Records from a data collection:
* * * *
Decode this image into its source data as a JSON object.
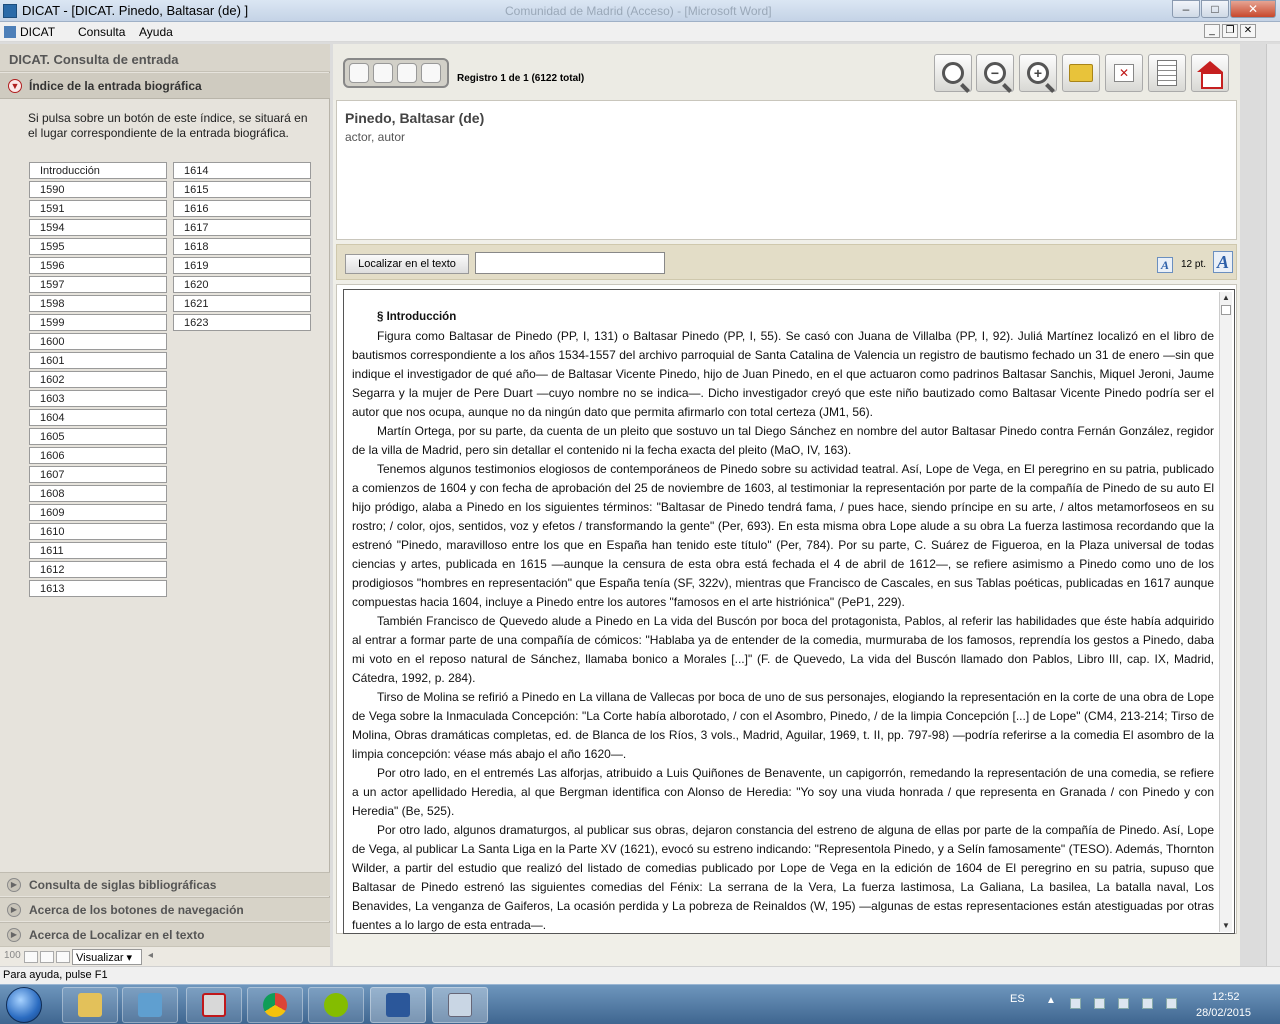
{
  "window": {
    "title": "DICAT - [DICAT. Pinedo, Baltasar (de) ]",
    "center_title": "Comunidad de Madrid (Acceso) - [Microsoft Word]"
  },
  "menu": {
    "items": [
      "DICAT",
      "Consulta",
      "Ayuda"
    ]
  },
  "left_panel": {
    "header": "DICAT. Consulta de entrada",
    "section_title": "Índice de la entrada biográfica",
    "help_text": "Si pulsa sobre un botón de este índice, se situará en el lugar correspondiente de la entrada biográfica.",
    "index_col1": [
      "Introducción",
      "1590",
      "1591",
      "1594",
      "1595",
      "1596",
      "1597",
      "1598",
      "1599",
      "1600",
      "1601",
      "1602",
      "1603",
      "1604",
      "1605",
      "1606",
      "1607",
      "1608",
      "1609",
      "1610",
      "1611",
      "1612",
      "1613"
    ],
    "index_col2": [
      "1614",
      "1615",
      "1616",
      "1617",
      "1618",
      "1619",
      "1620",
      "1621",
      "1623"
    ],
    "collapsed_sections": [
      "Consulta de siglas bibliográficas",
      "Acerca de los botones de navegación",
      "Acerca de Localizar en el texto"
    ],
    "mini_toolbar": {
      "zoom": "100",
      "view_select": "Visualizar"
    }
  },
  "toolbar": {
    "record_text": "Registro 1 de 1  (6122 total)",
    "icons": [
      "search-icon",
      "zoom-out-icon",
      "zoom-in-icon",
      "folder-icon",
      "close-document-icon",
      "document-list-icon",
      "home-icon"
    ]
  },
  "entry": {
    "name": "Pinedo, Baltasar (de)",
    "role": "actor, autor"
  },
  "search": {
    "button_label": "Localizar en el texto",
    "input_value": "",
    "font_size": "12 pt."
  },
  "content": {
    "section_heading": "§  Introducción",
    "paragraphs": [
      "Figura como Baltasar de Pinedo (PP, I, 131) o Baltasar Pinedo (PP, I, 55). Se casó con Juana de Villalba (PP, I, 92). Juliá Martínez localizó en el libro de bautismos correspondiente a los años 1534-1557 del archivo parroquial de Santa Catalina de Valencia un registro de bautismo fechado un 31 de enero —sin que indique el investigador de qué año— de Baltasar Vicente Pinedo, hijo de Juan Pinedo, en el que actuaron como padrinos Baltasar Sanchis, Miquel Jeroni, Jaume Segarra y la mujer de Pere Duart —cuyo nombre no se indica—. Dicho investigador creyó que este niño bautizado como Baltasar Vicente Pinedo podría ser el autor que nos ocupa, aunque no da ningún dato que permita afirmarlo con total certeza (JM1, 56).",
      "Martín Ortega, por su parte, da cuenta de un pleito que sostuvo un tal Diego Sánchez en nombre del autor Baltasar Pinedo contra Fernán González, regidor de la villa de Madrid, pero sin detallar el contenido ni la fecha exacta del pleito (MaO, IV, 163).",
      "Tenemos algunos testimonios elogiosos de contemporáneos de Pinedo sobre su actividad teatral. Así, Lope de Vega, en El peregrino en su patria, publicado a comienzos de 1604 y con fecha de aprobación del 25 de noviembre de 1603, al testimoniar la representación por parte de la compañía de Pinedo de su auto El hijo pródigo, alaba a Pinedo en los siguientes términos: \"Baltasar de Pinedo tendrá fama, / pues hace, siendo príncipe en su arte, / altos metamorfoseos en su rostro; / color, ojos, sentidos, voz y efetos / transformando la gente\" (Per, 693). En esta misma obra Lope alude a su obra La fuerza lastimosa recordando que la estrenó \"Pinedo, maravilloso entre los que en España han tenido este título\" (Per, 784). Por su parte, C. Suárez de Figueroa, en la Plaza universal de todas ciencias y artes, publicada en 1615 —aunque la censura de esta obra está fechada el 4 de abril de 1612—, se refiere asimismo a Pinedo como uno de los prodigiosos \"hombres en representación\" que España tenía (SF, 322v), mientras que Francisco de Cascales, en sus Tablas poéticas, publicadas en 1617 aunque compuestas hacia 1604, incluye a Pinedo entre los autores \"famosos en el arte histriónica\" (PeP1, 229).",
      "También Francisco de Quevedo alude a Pinedo en La vida del Buscón por boca del protagonista, Pablos, al referir las habilidades que éste había adquirido al entrar a formar parte de una compañía de cómicos: \"Hablaba ya de entender de la comedia, murmuraba de los famosos, reprendía los gestos a Pinedo, daba mi voto en el reposo natural de Sánchez, llamaba bonico a Morales [...]\" (F. de Quevedo, La vida del Buscón llamado don Pablos, Libro III, cap. IX, Madrid, Cátedra, 1992, p. 284).",
      "Tirso de Molina se refirió a Pinedo en La villana de Vallecas por boca de uno de sus personajes, elogiando la representación en la corte de una obra de Lope de Vega sobre la Inmaculada Concepción: \"La Corte había alborotado, / con el Asombro, Pinedo, / de la limpia Concepción [...] de Lope\" (CM4, 213-214; Tirso de Molina, Obras dramáticas completas, ed. de Blanca de los Ríos, 3 vols., Madrid, Aguilar, 1969, t. II, pp. 797-98) —podría referirse a la comedia El asombro de la limpia concepción: véase más abajo el año 1620—.",
      "Por otro lado, en el entremés Las alforjas, atribuido a Luis Quiñones de Benavente, un capigorrón, remedando la representación de una comedia, se refiere a un actor apellidado Heredia, al que Bergman identifica con Alonso de Heredia: \"Yo soy una viuda honrada / que representa en Granada / con Pinedo y con Heredia\" (Be, 525).",
      "Por otro lado, algunos dramaturgos, al publicar sus obras, dejaron constancia del estreno de alguna de ellas por parte de la compañía de Pinedo. Así, Lope de Vega, al publicar La Santa Liga en la Parte XV (1621), evocó su estreno indicando: \"Representola Pinedo, y a Selín famosamente\" (TESO). Además, Thornton Wilder, a partir del estudio que realizó del listado de comedias publicado por Lope de Vega en la edición de 1604 de El peregrino en su patria, supuso que Baltasar de Pinedo estrenó las siguientes comedias del Fénix: La serrana de la Vera, La fuerza lastimosa, La Galiana, La basilea, La batalla naval, Los Benavides, La venganza de Gaiferos, La ocasión perdida y La pobreza de Reinaldos (W, 195) —algunas de estas representaciones están atestiguadas por otras fuentes a lo largo de esta entrada—."
    ]
  },
  "status": {
    "text": "Para ayuda, pulse F1"
  },
  "taskbar": {
    "apps": [
      "explorer-icon",
      "photo-viewer-icon",
      "pdf-reader-icon",
      "chrome-icon",
      "spotify-icon",
      "word-icon",
      "remote-app-icon"
    ],
    "language": "ES",
    "time": "12:52",
    "date": "28/02/2015"
  }
}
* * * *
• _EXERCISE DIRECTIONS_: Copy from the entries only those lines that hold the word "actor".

• _OUTPUT_:
    "role": "actor, autor"
      "Por otro lado, en el entremés Las alforjas, atribuido a Luis Quiñones de Benavente, un capigorrón, remedando la representación de una comedia, se refiere a un actor apellidado Heredia, al que Bergman identifica con Alonso de Heredia: \"Yo soy una viuda honrada / que representa en Granada / con Pinedo y con Heredia\" (Be, 525).",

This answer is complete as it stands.